A chapter which I think anyone making bras can benefit from is The Bridge Test. Norma does a great job of explaining in great detail how to do this while stressing that the space between an individuals breasts can vary greatly from person to person. The ideal fit for a bra is for the bridge to rest flat against your body. Now this is a bit difficult to do yourself so this is where a bra fitting buddy can be beneficial. Anyone who has tried to take accurate measurements themselves can attest to the fact it is better if you a have a measuring buddy when sizing a pattern.
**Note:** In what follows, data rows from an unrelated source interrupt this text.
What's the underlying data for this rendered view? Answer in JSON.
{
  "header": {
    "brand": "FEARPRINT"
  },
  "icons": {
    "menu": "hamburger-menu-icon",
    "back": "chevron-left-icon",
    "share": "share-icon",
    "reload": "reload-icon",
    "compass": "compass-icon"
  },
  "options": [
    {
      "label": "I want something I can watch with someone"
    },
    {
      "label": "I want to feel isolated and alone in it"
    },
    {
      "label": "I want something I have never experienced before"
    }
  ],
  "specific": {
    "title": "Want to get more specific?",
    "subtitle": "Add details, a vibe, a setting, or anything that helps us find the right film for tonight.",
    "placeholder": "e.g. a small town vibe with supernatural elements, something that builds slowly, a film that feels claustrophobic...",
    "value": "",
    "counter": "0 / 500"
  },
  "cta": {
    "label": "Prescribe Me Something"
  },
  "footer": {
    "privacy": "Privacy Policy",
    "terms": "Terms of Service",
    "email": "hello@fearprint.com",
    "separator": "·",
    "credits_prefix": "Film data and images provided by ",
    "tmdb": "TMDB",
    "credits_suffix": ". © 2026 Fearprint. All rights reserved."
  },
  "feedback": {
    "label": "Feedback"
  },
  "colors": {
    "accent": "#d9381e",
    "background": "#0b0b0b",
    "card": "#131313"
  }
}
A good friend and I had an amusing time following Norma's instructions to the tee. We actually followed her fitting techniques from start to finish. It was the perfect way to truly test the book. It helped my friend understand how a bra should correctly fit and I got to prove some points by attempting to fit what I knew to be totally wrong. She came away with a lot more knowledge on why she had a hard time finding bras that fit correctly and I got to practice how to best phrase certain questions when dealing with a client. Many people are not comfortable discussing measurements let alone ones for their intimate wear. Fitting ready to wear bras can be a challenge due to the intimacy involved but custom bra fitting can be even more intimate.

I would recommend this book it actually does Demystify various aspects of bras. The layout also makes it easy to reference when wanting to double check something be it for your own creations or to help explain the procedure of bra fitting to a client.

Tuesday, February 7, 2017

Pattern Review - Marlborough Bra

The Marlborough Bra by Orange Lingerie. This is a pattern I actually got a while ago but for some reason didn't get around to trying out. It is a nice pattern though the fit is a bit off for me. I changed up the pattern some by doing two straps. As I have mentioned I often have an issue with my straps sliding. So I revamped the pattern a bit and did two straps with them attached separately on the back band.

One of the other alterations I did to the pattern is using the bra frame for a 38", this provides a better fit for me. It seems in general that the 38" underwires sit better on my body, that is after I shorten them ;) so I thought lets just start with that size in the frame also and see how that fares. In general I have a tendency to like experimenting and testing theories of my own. So my experiment worked with this pattern on the band fit. I also went with the 38 cup size but I should of remembered to take a bit out of the arc of the cup as there is a smidge too much room there aka I don't quite fill them. The top of the cup fits smoothly and I like how they sit otherwise so next time I will reduce the arc slightly.    

To go with the bra I also made a basic pair of panties with a plain blue mesh back. The Marlborough pattern is good for someone who has some previous experience sewing bras, I wouldn't recommend it for a novice. Something that I like about it is that you can end up with very different looks without changing the pattern much.

Something to remember with bras is that no two women have the exact same proportions. I personally prefer a band size that is technically at least two sizes too big. I can get away with this partially due to the fact that I do not need much support compared to many women. As I have been experimenting with a variety of patterns I find what fits me best (most comfortably and still provides support) is not the recommended size by the designer. This is an issue I have with clothing in general, I have never been able to find something just off the rack that fits correctly without alterations. So my tendency is to buy too large and then alter as needed.